- [Material supplied]
>>>
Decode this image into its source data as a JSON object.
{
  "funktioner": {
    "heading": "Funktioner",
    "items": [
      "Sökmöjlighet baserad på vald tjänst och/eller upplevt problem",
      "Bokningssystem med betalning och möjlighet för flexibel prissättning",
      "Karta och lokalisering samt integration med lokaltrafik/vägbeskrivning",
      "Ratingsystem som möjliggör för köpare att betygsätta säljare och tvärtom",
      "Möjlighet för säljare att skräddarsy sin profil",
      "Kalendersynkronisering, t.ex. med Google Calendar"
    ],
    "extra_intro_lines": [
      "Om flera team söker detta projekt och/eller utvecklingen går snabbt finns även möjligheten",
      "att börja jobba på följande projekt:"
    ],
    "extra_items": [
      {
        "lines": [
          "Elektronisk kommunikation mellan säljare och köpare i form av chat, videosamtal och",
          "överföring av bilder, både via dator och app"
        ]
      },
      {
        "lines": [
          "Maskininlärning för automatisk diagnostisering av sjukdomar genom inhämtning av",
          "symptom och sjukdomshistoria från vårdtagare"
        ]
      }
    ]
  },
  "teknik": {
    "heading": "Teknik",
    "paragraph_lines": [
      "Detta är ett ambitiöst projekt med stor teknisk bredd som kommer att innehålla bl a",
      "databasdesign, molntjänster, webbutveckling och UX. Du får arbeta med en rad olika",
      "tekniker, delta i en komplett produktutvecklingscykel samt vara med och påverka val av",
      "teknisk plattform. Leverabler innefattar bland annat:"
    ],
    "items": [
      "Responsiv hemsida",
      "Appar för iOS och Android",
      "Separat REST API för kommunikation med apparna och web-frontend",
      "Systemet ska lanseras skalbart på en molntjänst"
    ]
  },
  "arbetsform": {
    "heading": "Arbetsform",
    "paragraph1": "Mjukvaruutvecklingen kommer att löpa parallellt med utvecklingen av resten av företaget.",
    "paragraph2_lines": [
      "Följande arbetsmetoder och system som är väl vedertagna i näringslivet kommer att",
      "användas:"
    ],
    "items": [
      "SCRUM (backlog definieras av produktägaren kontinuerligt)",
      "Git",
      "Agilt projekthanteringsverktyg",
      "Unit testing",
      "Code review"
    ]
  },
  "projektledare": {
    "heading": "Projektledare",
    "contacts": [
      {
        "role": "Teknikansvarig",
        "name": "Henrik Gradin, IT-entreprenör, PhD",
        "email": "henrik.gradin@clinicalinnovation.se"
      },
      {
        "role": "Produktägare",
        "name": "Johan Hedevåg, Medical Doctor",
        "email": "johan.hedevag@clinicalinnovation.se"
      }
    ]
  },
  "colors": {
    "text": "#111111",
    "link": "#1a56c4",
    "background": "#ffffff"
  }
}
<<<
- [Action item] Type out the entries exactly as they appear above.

- [Output of the task]
Decode this image into its source data as a JSON object.
{
  "funktioner": {
    "heading": "Funktioner",
    "items": [
      "Sökmöjlighet baserad på vald tjänst och/eller upplevt problem",
      "Bokningssystem med betalning och möjlighet för flexibel prissättning",
      "Karta och lokalisering samt integration med lokaltrafik/vägbeskrivning",
      "Ratingsystem som möjliggör för köpare att betygsätta säljare och tvärtom",
      "Möjlighet för säljare att skräddarsy sin profil",
      "Kalendersynkronisering, t.ex. med Google Calendar"
    ],
    "extra_intro_lines": [
      "Om flera team söker detta projekt och/eller utvecklingen går snabbt finns även möjligheten",
      "att börja jobba på följande projekt:"
    ],
    "extra_items": [
      {
        "lines": [
          "Elektronisk kommunikation mellan säljare och köpare i form av chat, videosamtal och",
          "överföring av bilder, både via dator och app"
        ]
      },
      {
        "lines": [
          "Maskininlärning för automatisk diagnostisering av sjukdomar genom inhämtning av",
          "symptom och sjukdomshistoria från vårdtagare"
        ]
      }
    ]
  },
  "teknik": {
    "heading": "Teknik",
    "paragraph_lines": [
      "Detta är ett ambitiöst projekt med stor teknisk bredd som kommer att innehålla bl a",
      "databasdesign, molntjänster, webbutveckling och UX. Du får arbeta med en rad olika",
      "tekniker, delta i en komplett produktutvecklingscykel samt vara med och påverka val av",
      "teknisk plattform. Leverabler innefattar bland annat:"
    ],
    "items": [
      "Responsiv hemsida",
      "Appar för iOS och Android",
      "Separat REST API för kommunikation med apparna och web-frontend",
      "Systemet ska lanseras skalbart på en molntjänst"
    ]
  },
  "arbetsform": {
    "heading": "Arbetsform",
    "paragraph1": "Mjukvaruutvecklingen kommer att löpa parallellt med utvecklingen av resten av företaget.",
    "paragraph2_lines": [
      "Följande arbetsmetoder och system som är väl vedertagna i näringslivet kommer att",
      "användas:"
    ],
    "items": [
      "SCRUM (backlog definieras av produktägaren kontinuerligt)",
      "Git",
      "Agilt projekthanteringsverktyg",
      "Unit testing",
      "Code review"
    ]
  },
  "projektledare": {
    "heading": "Projektledare",
    "contacts": [
      {
        "role": "Teknikansvarig",
        "name": "Henrik Gradin, IT-entreprenör, PhD",
        "email": "henrik.gradin@clinicalinnovation.se"
      },
      {
        "role": "Produktägare",
        "name": "Johan Hedevåg, Medical Doctor",
        "email": "johan.hedevag@clinicalinnovation.se"
      }
    ]
  },
  "colors": {
    "text": "#111111",
    "link": "#1a56c4",
    "background": "#ffffff"
  }
}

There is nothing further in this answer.